What is your recommended percentage of time broken down between recognition, enablement (training), and motivation?
We received a lot of these “percentage” type questions and it all comes back to what you’re trying to achieve with the event. In our Facebook Live discussion (at about 4:30), Chief Operating Officer Dave Davies suggested allocating 60% of the time on skills, 20% of the time to applied knowledge (hands-on activities) and 20% on emotion/human connection type activities. Set the objectives for the event, specific to the people in the room. Give each component the time it needs, but be sure you are allocating time to what is most important for you as a leader and for your organization.
How can we break away from "death by PowerPoint"? Also how can we accommodate the request for smaller, more intimate sessions with so many people?

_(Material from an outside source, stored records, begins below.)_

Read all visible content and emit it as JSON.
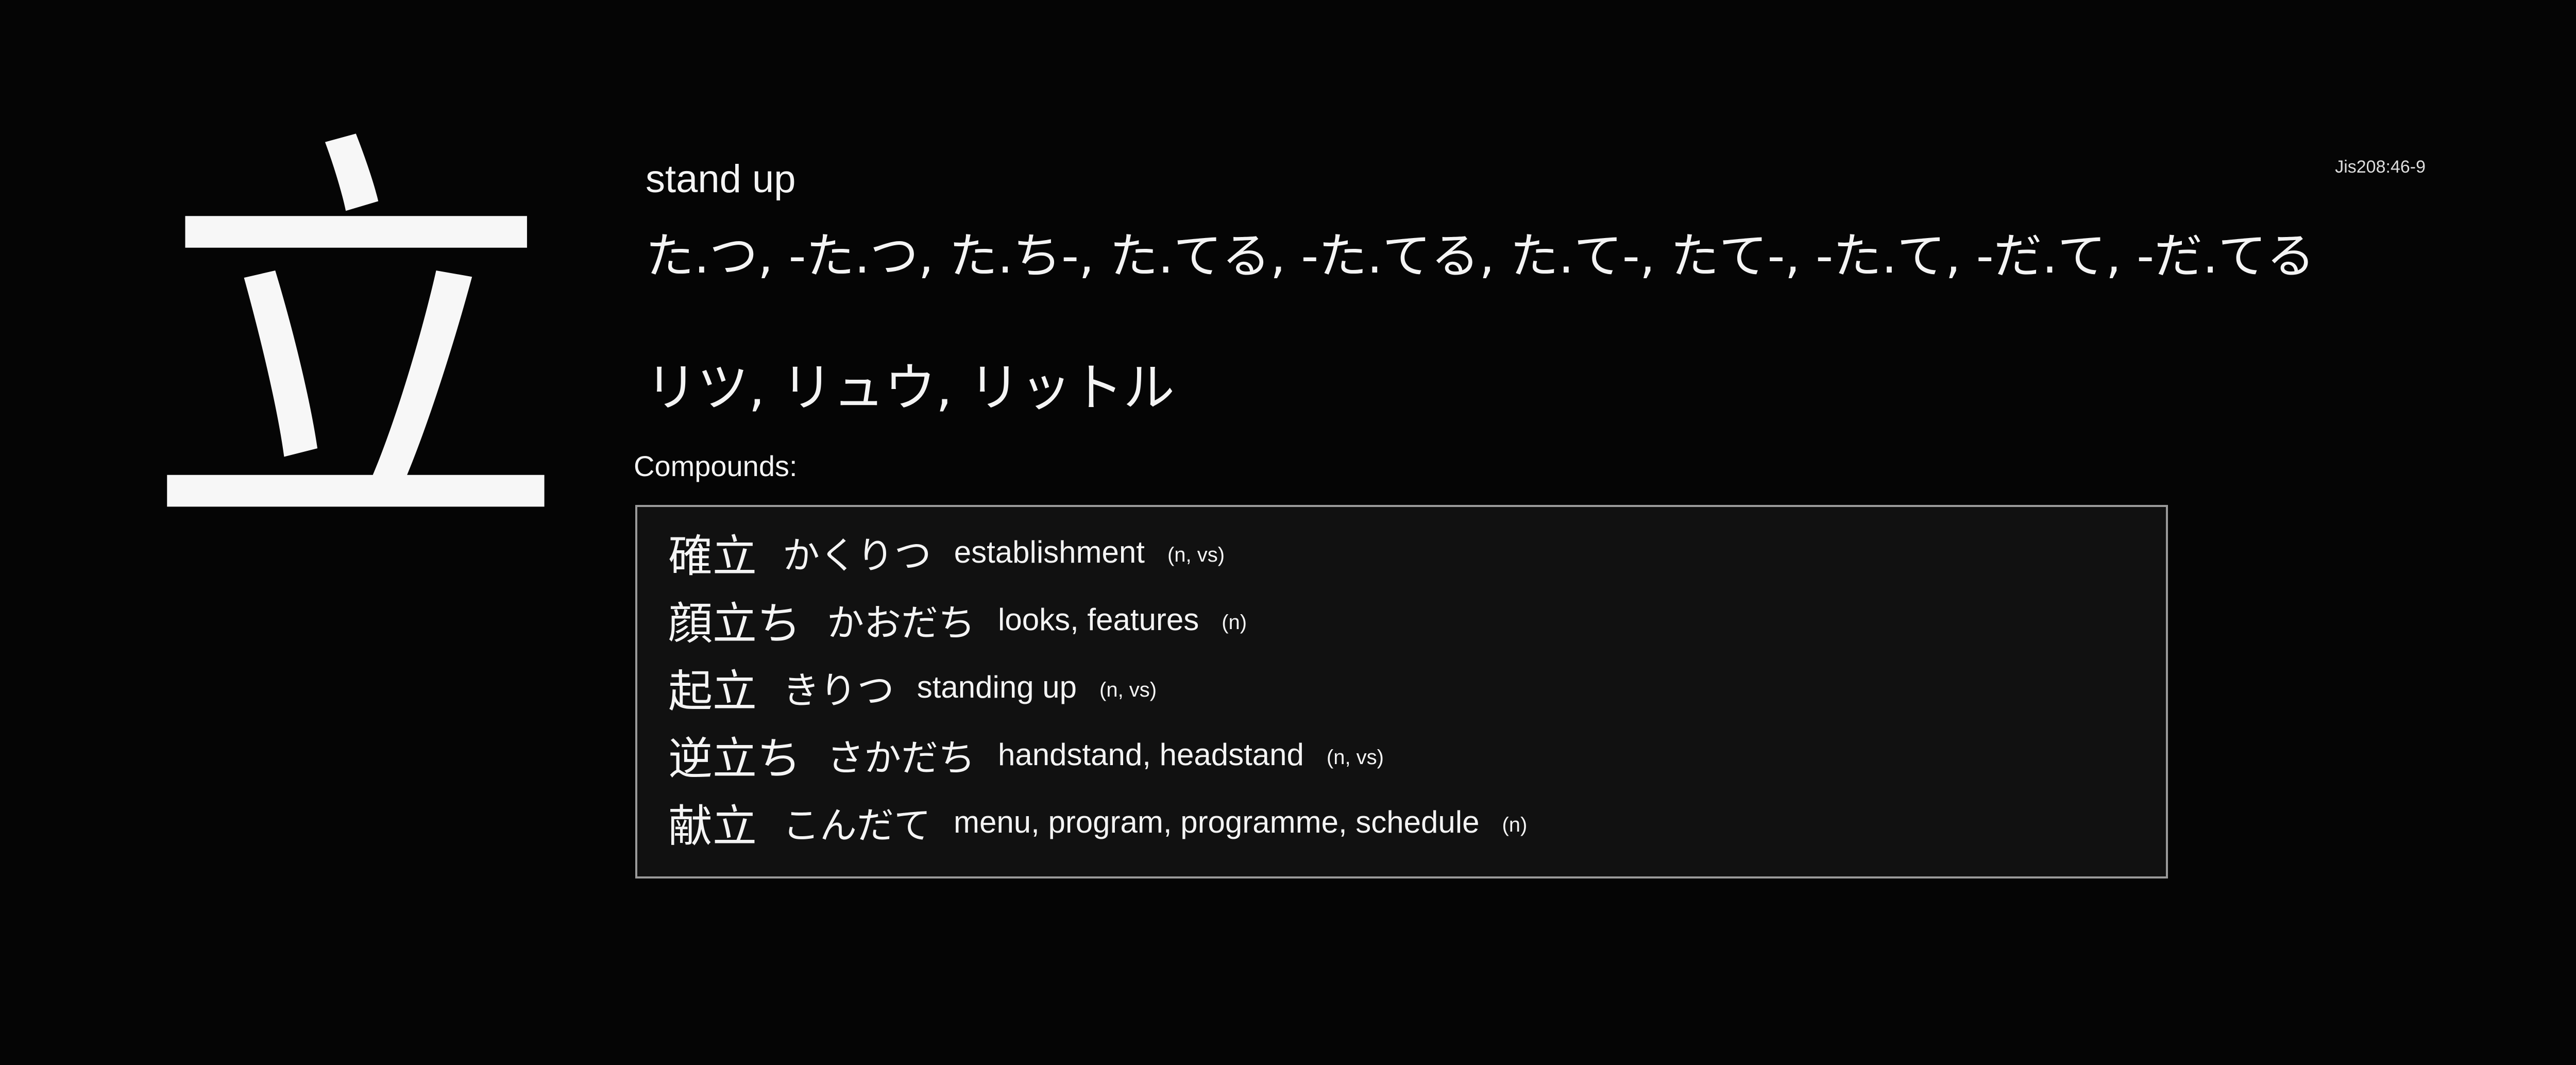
{
  "kanji": "立",
  "jis_code": "Jis208:46-9",
  "meaning": "stand up",
  "kun_readings": "た.つ, -た.つ, た.ち-, た.てる, -た.てる, た.て-, たて-, -た.て, -だ.て, -だ.てる",
  "on_readings": "リツ, リュウ, リットル",
  "compounds_label": "Compounds:",
  "compounds": [
    {
      "word": "確立",
      "reading": "かくりつ",
      "gloss": "establishment",
      "pos": "(n, vs)"
    },
    {
      "word": "顔立ち",
      "reading": "かおだち",
      "gloss": "looks, features",
      "pos": "(n)"
    },
    {
      "word": "起立",
      "reading": "きりつ",
      "gloss": "standing up",
      "pos": "(n, vs)"
    },
    {
      "word": "逆立ち",
      "reading": "さかだち",
      "gloss": "handstand, headstand",
      "pos": "(n, vs)"
    },
    {
      "word": "献立",
      "reading": "こんだて",
      "gloss": "menu, program, programme, schedule",
      "pos": "(n)"
    }
  ]
}
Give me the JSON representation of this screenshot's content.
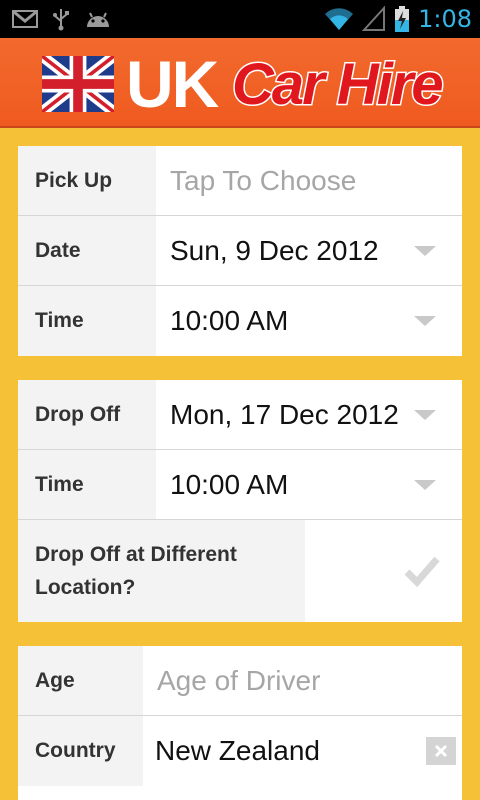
{
  "status_bar": {
    "time": "1:08",
    "icons_left": [
      "gmail-icon",
      "usb-icon",
      "android-icon"
    ],
    "icons_right": [
      "wifi-icon",
      "signal-icon",
      "battery-icon"
    ]
  },
  "header": {
    "brand_uk": "UK",
    "brand_car": "Car Hire"
  },
  "pickup_panel": {
    "pick_up_label": "Pick Up",
    "pick_up_placeholder": "Tap To Choose",
    "date_label": "Date",
    "date_value": "Sun, 9 Dec 2012",
    "time_label": "Time",
    "time_value": "10:00 AM"
  },
  "dropoff_panel": {
    "drop_off_label": "Drop Off",
    "drop_off_value": "Mon, 17 Dec 2012",
    "time_label": "Time",
    "time_value": "10:00 AM",
    "different_location_label_line1": "Drop Off at Different",
    "different_location_label_line2": "Location?",
    "different_location_checked": false
  },
  "driver_panel": {
    "age_label": "Age",
    "age_placeholder": "Age of Driver",
    "country_label": "Country",
    "country_value": "New Zealand"
  },
  "colors": {
    "background": "#f5c136",
    "header": "#f26a2e",
    "status_time": "#33b5e5"
  }
}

PowerPoint slides can be effective, but if you do too many of them they can run together and they lose their effectiveness. The key here is to make sure you are balancing the slides with different activities. Consider how you may be able to incorporate different modalities to present the content. Things like videos or a Q&A session can all help break up the slide presentations. Another good thing to do is to assess your agenda and look for opportunities to do small group work or breakouts. Also, prior to the event, consider any pre-work opportunities that may help cut down the amount of PowerPoint content.